### [What the task requires]
In the data that follows, each entry is to be restated exactly.
Dataset: Begin
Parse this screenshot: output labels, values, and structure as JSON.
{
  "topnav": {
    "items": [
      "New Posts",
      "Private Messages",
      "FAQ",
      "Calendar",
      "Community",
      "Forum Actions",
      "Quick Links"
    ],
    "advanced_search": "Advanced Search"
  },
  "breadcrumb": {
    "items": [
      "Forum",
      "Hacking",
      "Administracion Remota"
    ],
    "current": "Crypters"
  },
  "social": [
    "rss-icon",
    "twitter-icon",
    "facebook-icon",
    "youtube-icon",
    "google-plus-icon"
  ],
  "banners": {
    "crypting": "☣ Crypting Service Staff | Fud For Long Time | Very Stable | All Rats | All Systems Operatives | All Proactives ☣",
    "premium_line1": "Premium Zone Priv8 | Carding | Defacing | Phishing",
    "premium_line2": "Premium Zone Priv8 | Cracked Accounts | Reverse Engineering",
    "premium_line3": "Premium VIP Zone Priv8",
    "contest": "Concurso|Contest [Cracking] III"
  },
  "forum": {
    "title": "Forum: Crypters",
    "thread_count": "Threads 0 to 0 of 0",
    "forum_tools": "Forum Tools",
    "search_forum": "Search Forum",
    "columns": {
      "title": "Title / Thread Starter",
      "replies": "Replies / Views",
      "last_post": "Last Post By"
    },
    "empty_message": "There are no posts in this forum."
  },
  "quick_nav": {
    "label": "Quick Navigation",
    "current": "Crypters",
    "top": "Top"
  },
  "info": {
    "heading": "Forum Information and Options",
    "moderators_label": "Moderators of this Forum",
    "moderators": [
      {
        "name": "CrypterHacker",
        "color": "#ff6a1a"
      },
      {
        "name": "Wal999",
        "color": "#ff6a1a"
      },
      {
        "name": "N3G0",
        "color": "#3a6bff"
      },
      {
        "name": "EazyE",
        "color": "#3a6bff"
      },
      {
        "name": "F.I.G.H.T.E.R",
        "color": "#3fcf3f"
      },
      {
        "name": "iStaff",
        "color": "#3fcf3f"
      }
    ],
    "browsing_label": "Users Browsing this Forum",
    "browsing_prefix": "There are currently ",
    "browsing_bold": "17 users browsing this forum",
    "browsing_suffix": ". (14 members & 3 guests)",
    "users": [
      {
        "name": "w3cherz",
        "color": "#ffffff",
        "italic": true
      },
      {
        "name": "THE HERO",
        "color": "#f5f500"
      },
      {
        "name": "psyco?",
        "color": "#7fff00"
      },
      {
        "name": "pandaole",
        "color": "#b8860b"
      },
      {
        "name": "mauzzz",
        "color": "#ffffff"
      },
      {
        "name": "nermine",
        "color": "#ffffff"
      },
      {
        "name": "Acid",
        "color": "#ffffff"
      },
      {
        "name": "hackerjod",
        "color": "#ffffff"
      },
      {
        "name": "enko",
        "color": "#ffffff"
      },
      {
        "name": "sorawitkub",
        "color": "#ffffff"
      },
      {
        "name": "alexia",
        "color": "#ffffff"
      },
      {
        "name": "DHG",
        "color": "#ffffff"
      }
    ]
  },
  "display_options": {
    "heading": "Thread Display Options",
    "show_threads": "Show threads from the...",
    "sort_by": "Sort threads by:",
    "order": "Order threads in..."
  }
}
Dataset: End
### [Answer box]
Parse this screenshot: output labels, values, and structure as JSON.
{
  "topnav": {
    "items": [
      "New Posts",
      "Private Messages",
      "FAQ",
      "Calendar",
      "Community",
      "Forum Actions",
      "Quick Links"
    ],
    "advanced_search": "Advanced Search"
  },
  "breadcrumb": {
    "items": [
      "Forum",
      "Hacking",
      "Administracion Remota"
    ],
    "current": "Crypters"
  },
  "social": [
    "rss-icon",
    "twitter-icon",
    "facebook-icon",
    "youtube-icon",
    "google-plus-icon"
  ],
  "banners": {
    "crypting": "☣ Crypting Service Staff | Fud For Long Time | Very Stable | All Rats | All Systems Operatives | All Proactives ☣",
    "premium_line1": "Premium Zone Priv8 | Carding | Defacing | Phishing",
    "premium_line2": "Premium Zone Priv8 | Cracked Accounts | Reverse Engineering",
    "premium_line3": "Premium VIP Zone Priv8",
    "contest": "Concurso|Contest [Cracking] III"
  },
  "forum": {
    "title": "Forum: Crypters",
    "thread_count": "Threads 0 to 0 of 0",
    "forum_tools": "Forum Tools",
    "search_forum": "Search Forum",
    "columns": {
      "title": "Title / Thread Starter",
      "replies": "Replies / Views",
      "last_post": "Last Post By"
    },
    "empty_message": "There are no posts in this forum."
  },
  "quick_nav": {
    "label": "Quick Navigation",
    "current": "Crypters",
    "top": "Top"
  },
  "info": {
    "heading": "Forum Information and Options",
    "moderators_label": "Moderators of this Forum",
    "moderators": [
      {
        "name": "CrypterHacker",
        "color": "#ff6a1a"
      },
      {
        "name": "Wal999",
        "color": "#ff6a1a"
      },
      {
        "name": "N3G0",
        "color": "#3a6bff"
      },
      {
        "name": "EazyE",
        "color": "#3a6bff"
      },
      {
        "name": "F.I.G.H.T.E.R",
        "color": "#3fcf3f"
      },
      {
        "name": "iStaff",
        "color": "#3fcf3f"
      }
    ],
    "browsing_label": "Users Browsing this Forum",
    "browsing_prefix": "There are currently ",
    "browsing_bold": "17 users browsing this forum",
    "browsing_suffix": ". (14 members & 3 guests)",
    "users": [
      {
        "name": "w3cherz",
        "color": "#ffffff",
        "italic": true
      },
      {
        "name": "THE HERO",
        "color": "#f5f500"
      },
      {
        "name": "psyco?",
        "color": "#7fff00"
      },
      {
        "name": "pandaole",
        "color": "#b8860b"
      },
      {
        "name": "mauzzz",
        "color": "#ffffff"
      },
      {
        "name": "nermine",
        "color": "#ffffff"
      },
      {
        "name": "Acid",
        "color": "#ffffff"
      },
      {
        "name": "hackerjod",
        "color": "#ffffff"
      },
      {
        "name": "enko",
        "color": "#ffffff"
      },
      {
        "name": "sorawitkub",
        "color": "#ffffff"
      },
      {
        "name": "alexia",
        "color": "#ffffff"
      },
      {
        "name": "DHG",
        "color": "#ffffff"
      }
    ]
  },
  "display_options": {
    "heading": "Thread Display Options",
    "show_threads": "Show threads from the...",
    "sort_by": "Sort threads by:",
    "order": "Order threads in..."
  }
}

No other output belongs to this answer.